§ **Exercise instructions**: Wherever a line in the data holds the word "delay", pull that line out.

*** Available records

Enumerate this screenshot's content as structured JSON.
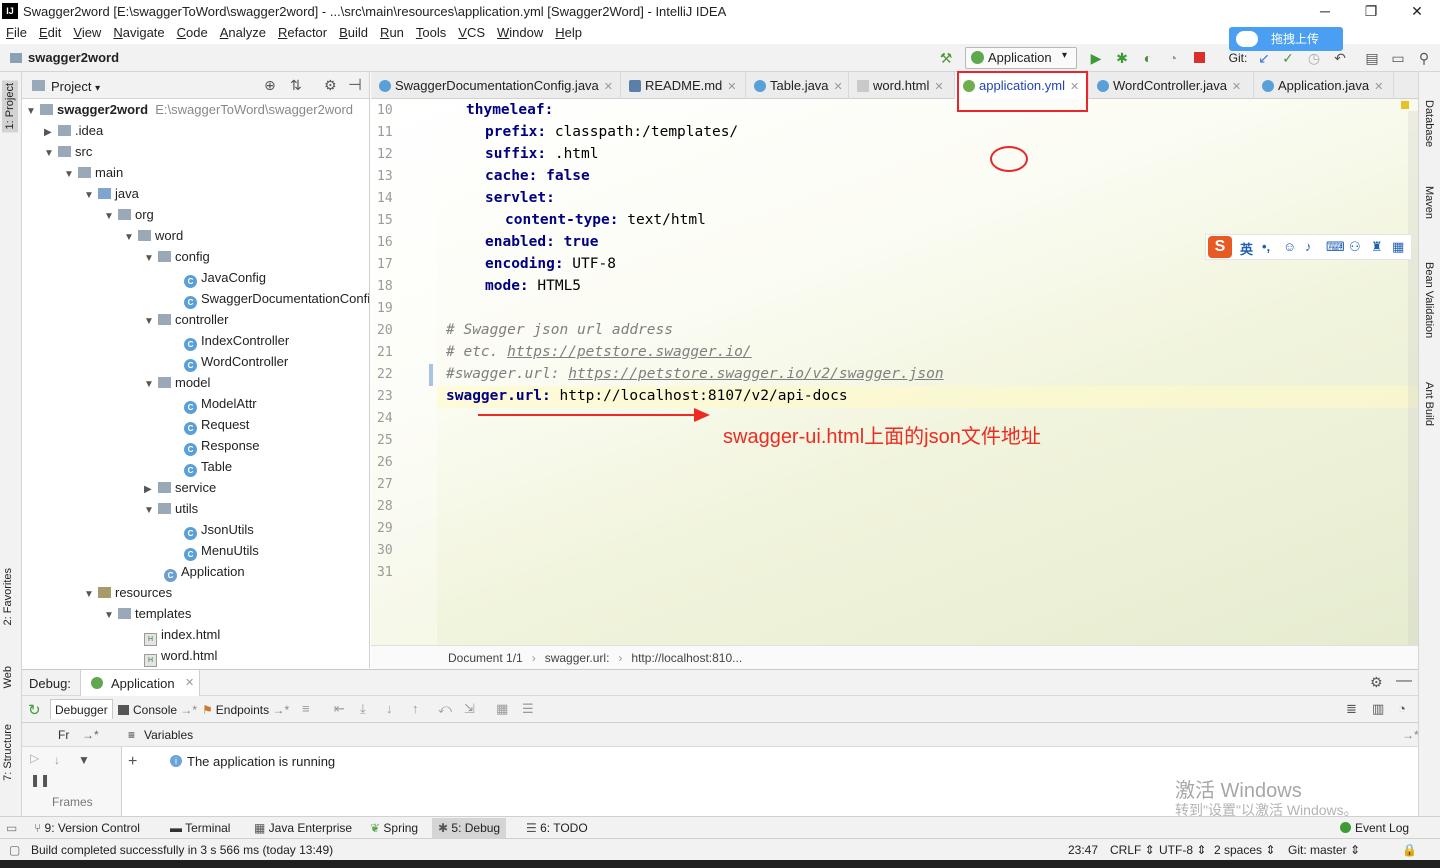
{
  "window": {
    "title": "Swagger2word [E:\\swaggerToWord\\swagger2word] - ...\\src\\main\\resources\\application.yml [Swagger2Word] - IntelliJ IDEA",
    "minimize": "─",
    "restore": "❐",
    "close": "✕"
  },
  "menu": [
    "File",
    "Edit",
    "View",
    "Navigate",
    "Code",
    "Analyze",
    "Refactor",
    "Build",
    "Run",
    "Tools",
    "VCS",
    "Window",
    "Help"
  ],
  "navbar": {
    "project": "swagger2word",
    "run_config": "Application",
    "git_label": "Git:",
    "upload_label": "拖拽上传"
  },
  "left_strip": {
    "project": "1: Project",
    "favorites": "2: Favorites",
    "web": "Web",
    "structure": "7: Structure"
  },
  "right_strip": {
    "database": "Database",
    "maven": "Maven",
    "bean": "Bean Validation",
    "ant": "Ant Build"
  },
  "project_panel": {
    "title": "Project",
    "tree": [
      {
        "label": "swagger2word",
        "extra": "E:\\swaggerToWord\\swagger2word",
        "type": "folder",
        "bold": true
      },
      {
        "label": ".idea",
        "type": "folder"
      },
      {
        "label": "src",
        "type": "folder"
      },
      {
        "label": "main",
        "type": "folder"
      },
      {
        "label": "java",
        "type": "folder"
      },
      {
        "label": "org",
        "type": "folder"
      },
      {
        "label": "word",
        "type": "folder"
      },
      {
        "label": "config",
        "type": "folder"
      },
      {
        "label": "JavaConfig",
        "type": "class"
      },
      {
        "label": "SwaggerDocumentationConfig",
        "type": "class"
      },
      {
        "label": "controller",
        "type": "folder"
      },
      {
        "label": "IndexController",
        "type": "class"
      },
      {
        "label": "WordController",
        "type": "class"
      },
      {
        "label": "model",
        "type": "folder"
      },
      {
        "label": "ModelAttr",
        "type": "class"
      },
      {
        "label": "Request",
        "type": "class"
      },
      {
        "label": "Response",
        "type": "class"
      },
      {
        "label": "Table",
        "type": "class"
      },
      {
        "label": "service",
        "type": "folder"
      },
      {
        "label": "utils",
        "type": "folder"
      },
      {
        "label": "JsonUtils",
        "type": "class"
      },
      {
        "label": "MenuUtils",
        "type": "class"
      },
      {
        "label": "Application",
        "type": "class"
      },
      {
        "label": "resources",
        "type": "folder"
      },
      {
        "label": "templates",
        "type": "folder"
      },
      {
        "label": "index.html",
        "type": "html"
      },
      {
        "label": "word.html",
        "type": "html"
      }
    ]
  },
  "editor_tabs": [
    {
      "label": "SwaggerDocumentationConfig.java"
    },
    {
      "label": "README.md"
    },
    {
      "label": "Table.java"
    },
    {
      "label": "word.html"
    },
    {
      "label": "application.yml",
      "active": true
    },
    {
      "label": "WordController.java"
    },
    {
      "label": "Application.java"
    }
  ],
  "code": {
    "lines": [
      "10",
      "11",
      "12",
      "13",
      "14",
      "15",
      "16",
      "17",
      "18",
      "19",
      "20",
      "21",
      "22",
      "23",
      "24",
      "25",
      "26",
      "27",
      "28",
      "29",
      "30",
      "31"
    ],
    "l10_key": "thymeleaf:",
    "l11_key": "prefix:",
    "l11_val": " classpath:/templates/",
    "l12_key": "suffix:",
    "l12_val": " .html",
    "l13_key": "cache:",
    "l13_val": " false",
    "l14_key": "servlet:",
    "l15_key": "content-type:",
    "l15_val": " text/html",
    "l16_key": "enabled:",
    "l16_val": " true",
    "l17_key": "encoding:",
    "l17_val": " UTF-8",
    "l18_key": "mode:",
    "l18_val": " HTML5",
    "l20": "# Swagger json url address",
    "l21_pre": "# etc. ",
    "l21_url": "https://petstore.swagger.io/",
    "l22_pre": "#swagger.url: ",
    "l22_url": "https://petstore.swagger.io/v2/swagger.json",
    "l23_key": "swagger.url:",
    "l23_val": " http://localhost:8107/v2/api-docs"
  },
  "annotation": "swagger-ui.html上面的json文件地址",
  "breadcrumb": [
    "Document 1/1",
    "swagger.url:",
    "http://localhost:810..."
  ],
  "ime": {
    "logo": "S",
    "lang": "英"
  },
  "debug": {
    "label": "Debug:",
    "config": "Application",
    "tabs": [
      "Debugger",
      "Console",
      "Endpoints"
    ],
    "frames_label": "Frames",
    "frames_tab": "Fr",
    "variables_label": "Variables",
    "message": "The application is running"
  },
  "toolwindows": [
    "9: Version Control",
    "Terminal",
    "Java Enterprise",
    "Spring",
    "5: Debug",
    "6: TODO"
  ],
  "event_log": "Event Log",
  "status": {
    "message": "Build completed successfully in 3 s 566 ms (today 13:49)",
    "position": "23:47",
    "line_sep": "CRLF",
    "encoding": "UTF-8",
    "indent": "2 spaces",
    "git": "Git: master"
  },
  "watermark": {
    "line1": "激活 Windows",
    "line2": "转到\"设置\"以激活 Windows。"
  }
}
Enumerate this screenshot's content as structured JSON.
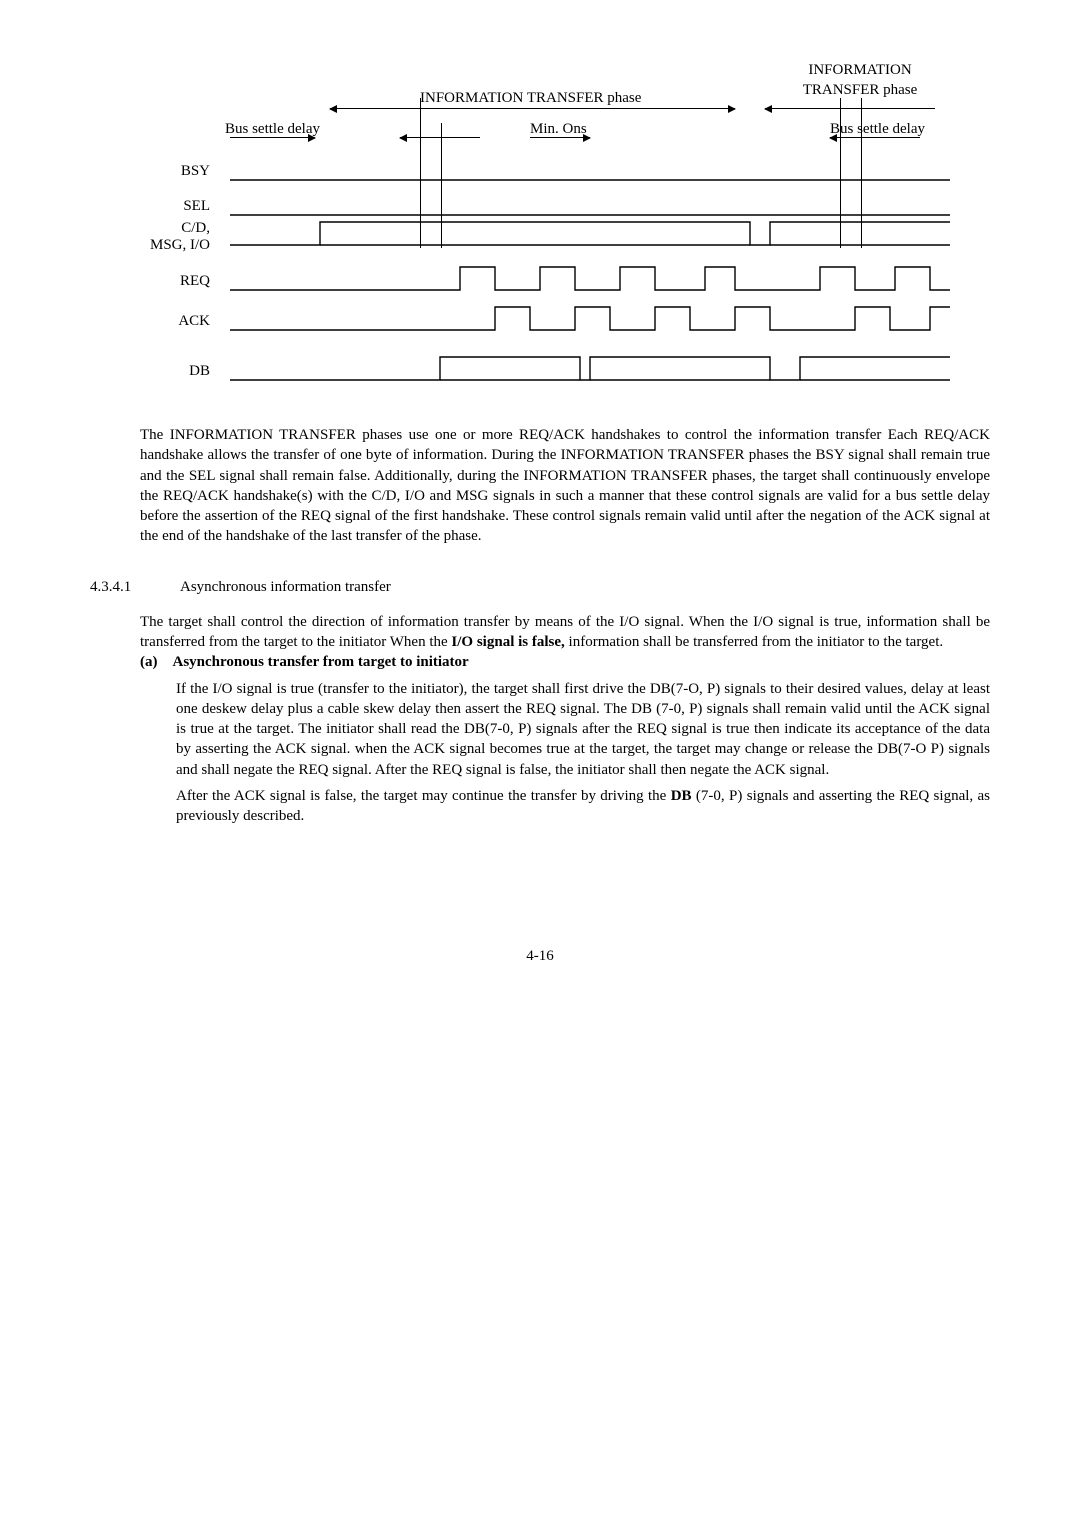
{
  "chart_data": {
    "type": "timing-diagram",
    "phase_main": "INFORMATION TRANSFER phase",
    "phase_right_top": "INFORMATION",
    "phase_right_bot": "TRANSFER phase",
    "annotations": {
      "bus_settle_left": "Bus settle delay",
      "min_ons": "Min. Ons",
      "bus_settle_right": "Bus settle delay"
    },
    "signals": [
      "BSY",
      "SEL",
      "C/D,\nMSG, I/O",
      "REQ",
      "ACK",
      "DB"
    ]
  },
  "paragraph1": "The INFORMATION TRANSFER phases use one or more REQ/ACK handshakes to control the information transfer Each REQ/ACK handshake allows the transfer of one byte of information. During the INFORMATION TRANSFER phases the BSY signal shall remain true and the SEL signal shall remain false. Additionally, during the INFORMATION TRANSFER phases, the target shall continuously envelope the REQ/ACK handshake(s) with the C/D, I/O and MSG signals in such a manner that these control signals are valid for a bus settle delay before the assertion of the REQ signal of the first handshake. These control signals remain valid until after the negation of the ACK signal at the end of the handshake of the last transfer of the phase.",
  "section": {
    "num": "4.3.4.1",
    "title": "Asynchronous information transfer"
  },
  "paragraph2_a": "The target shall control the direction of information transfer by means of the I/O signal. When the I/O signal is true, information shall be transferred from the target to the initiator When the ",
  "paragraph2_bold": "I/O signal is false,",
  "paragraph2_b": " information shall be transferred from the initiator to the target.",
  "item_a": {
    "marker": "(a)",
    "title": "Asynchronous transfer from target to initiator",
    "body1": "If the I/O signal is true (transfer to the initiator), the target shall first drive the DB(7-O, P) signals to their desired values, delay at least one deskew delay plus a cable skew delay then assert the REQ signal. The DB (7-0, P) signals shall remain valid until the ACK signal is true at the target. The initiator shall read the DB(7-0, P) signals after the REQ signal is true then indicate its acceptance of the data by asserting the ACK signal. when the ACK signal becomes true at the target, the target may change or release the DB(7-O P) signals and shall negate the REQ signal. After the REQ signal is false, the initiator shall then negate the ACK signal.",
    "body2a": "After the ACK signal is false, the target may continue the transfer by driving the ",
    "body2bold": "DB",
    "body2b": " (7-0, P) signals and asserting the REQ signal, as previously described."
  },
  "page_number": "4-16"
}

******

§ **Solution to this task**:
      "bus_settle_left": "Bus settle delay",
      "bus_settle_right": "Bus settle delay"
  "paragraph1": "The INFORMATION TRANSFER phases use one or more REQ/ACK handshakes to control the information transfer Each REQ/ACK handshake allows the transfer of one byte of information. During the INFORMATION TRANSFER phases the BSY signal shall remain true and the SEL signal shall remain false. Additionally, during the INFORMATION TRANSFER phases, the target shall continuously envelope the REQ/ACK handshake(s) with the C/D, I/O and MSG signals in such a manner that these control signals are valid for a bus settle delay before the assertion of the REQ signal of the first handshake. These control signals remain valid until after the negation of the ACK signal at the end of the handshake of the last transfer of the phase.",
    "body1": "If the I/O signal is true (transfer to the initiator), the target shall first drive the DB(7-O, P) signals to their desired values, delay at least one deskew delay plus a cable skew delay then assert the REQ signal. The DB (7-0, P) signals shall remain valid until the ACK signal is true at the target. The initiator shall read the DB(7-0, P) signals after the REQ signal is true then indicate its acceptance of the data by asserting the ACK signal. when the ACK signal becomes true at the target, the target may change or release the DB(7-O P) signals and shall negate the REQ signal. After the REQ signal is false, the initiator shall then negate the ACK signal.",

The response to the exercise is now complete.